■ **YOUR INSTRUCTIONS**
Go through the listing that follows and report the number of lines with the string "this" in them, nothing more.
- Opening Delimiter -
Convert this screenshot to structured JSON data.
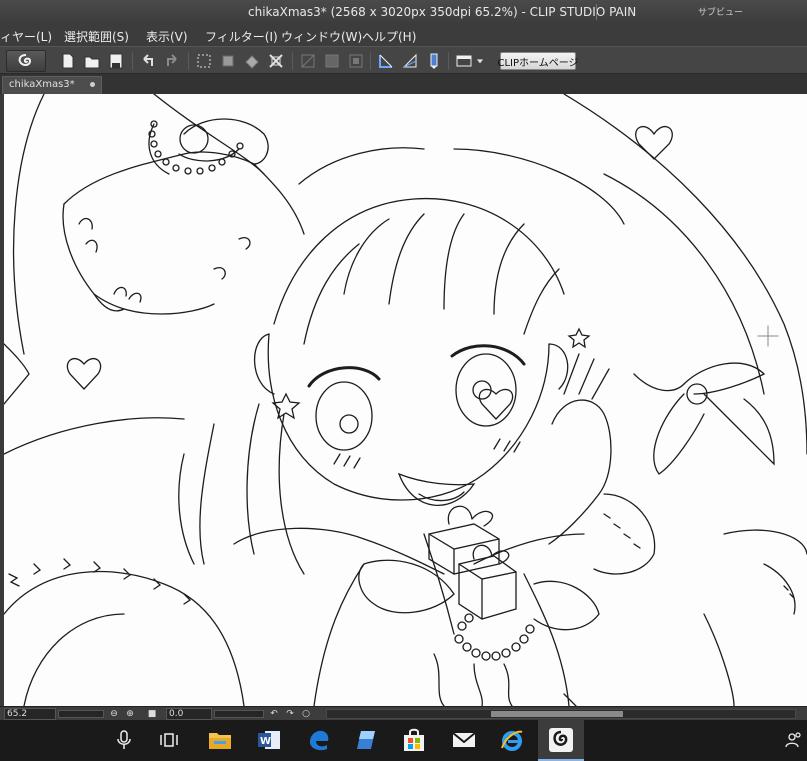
{
  "window": {
    "title": "chikaXmas3* (2568 x 3020px 350dpi 65.2%)  - CLIP STUDIO PAIN",
    "sub_view_label": "サブビュー"
  },
  "menubar": {
    "items": [
      {
        "label": "ィヤー(L)"
      },
      {
        "label": "選択範囲(S)"
      },
      {
        "label": "表示(V)"
      },
      {
        "label": "フィルター(I)"
      },
      {
        "label": "ウィンドウ(W)"
      },
      {
        "label": "ヘルプ(H)"
      }
    ]
  },
  "toolbar": {
    "clip_home_label": "CLIPホームページ",
    "icons": [
      "clip-studio-logo-icon",
      "new-file-icon",
      "open-folder-icon",
      "save-icon",
      "undo-icon",
      "redo-icon",
      "deselect-icon",
      "transform-icon",
      "fill-icon",
      "scale-icon",
      "layer-lock-icon",
      "layer-merge-icon",
      "layer-hide-icon",
      "ruler-icon",
      "perspective-icon",
      "pen-icon",
      "layout-icon"
    ]
  },
  "document_tab": {
    "label": "chikaXmas3*"
  },
  "status": {
    "zoom": "65.2",
    "angle": "0.0"
  },
  "taskbar": {
    "icons": [
      "microphone-icon",
      "task-view-icon",
      "file-explorer-icon",
      "word-icon",
      "edge-icon",
      "cortana-icon",
      "store-icon",
      "mail-icon",
      "internet-explorer-icon",
      "clip-studio-taskbar-icon",
      "people-icon"
    ]
  }
}
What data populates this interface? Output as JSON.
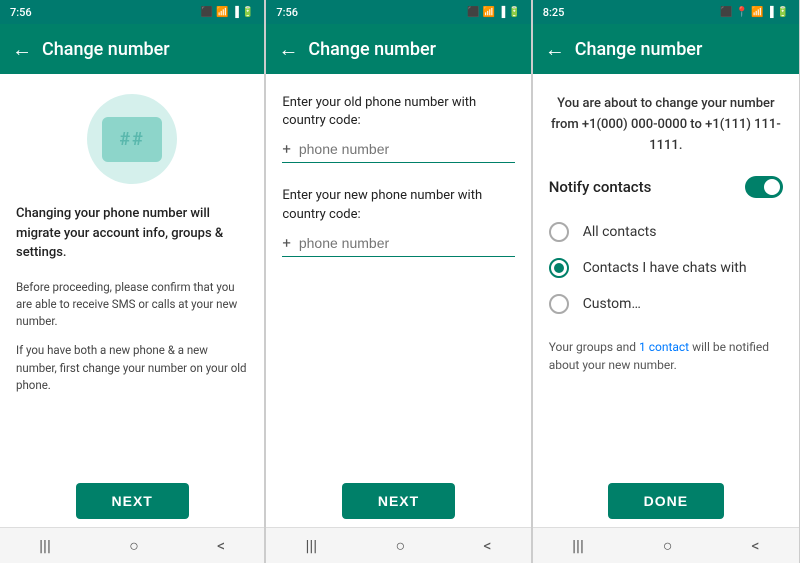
{
  "panel1": {
    "time": "7:56",
    "title": "Change number",
    "desc": "Changing your phone number will migrate your account info, groups & settings.",
    "note1": "Before proceeding, please confirm that you are able to receive SMS or calls at your new number.",
    "note2": "If you have both a new phone & a new number, first change your number on your old phone.",
    "next_label": "NEXT"
  },
  "panel2": {
    "time": "7:56",
    "title": "Change number",
    "old_label": "Enter your old phone number with country code:",
    "old_placeholder": "phone number",
    "new_label": "Enter your new phone number with country code:",
    "new_placeholder": "phone number",
    "next_label": "NEXT"
  },
  "panel3": {
    "time": "8:25",
    "title": "Change number",
    "notice_prefix": "You are about to change your number from ",
    "old_number": "+1(000) 000-0000",
    "notice_mid": " to ",
    "new_number": "+1(111) 111-1111",
    "notice_suffix": ".",
    "notify_label": "Notify contacts",
    "radio_options": [
      {
        "label": "All contacts",
        "selected": false
      },
      {
        "label": "Contacts I have chats with",
        "selected": true
      },
      {
        "label": "Custom…",
        "selected": false
      }
    ],
    "groups_notice_prefix": "Your groups and ",
    "groups_notice_link": "1 contact",
    "groups_notice_suffix": " will be notified about your new number.",
    "done_label": "DONE"
  },
  "nav": {
    "menu_icon": "|||",
    "home_icon": "○",
    "back_icon": "<"
  }
}
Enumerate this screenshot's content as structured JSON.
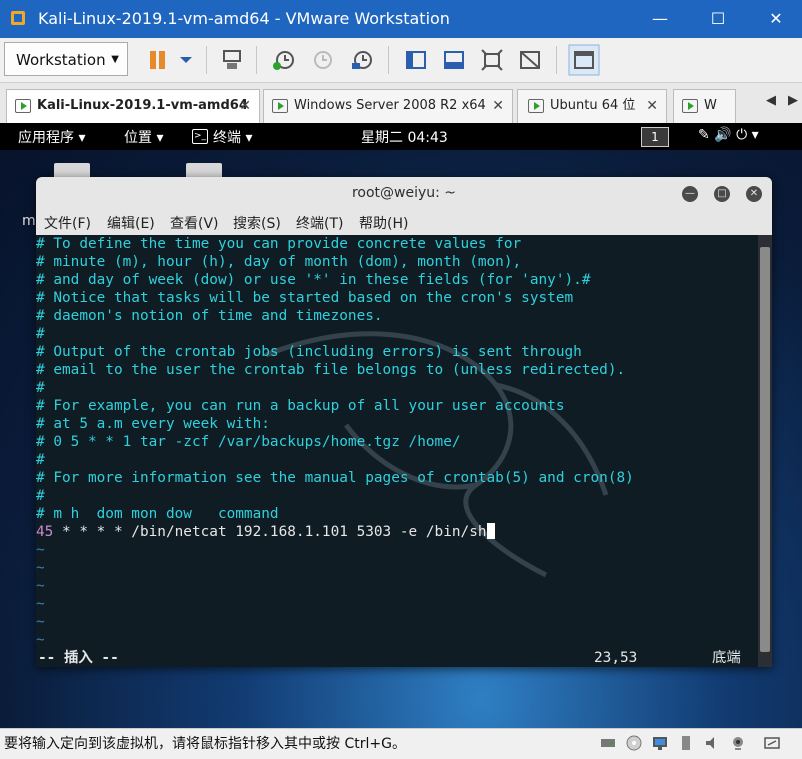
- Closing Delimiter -
■ **EXERCISE SOLUTION**
3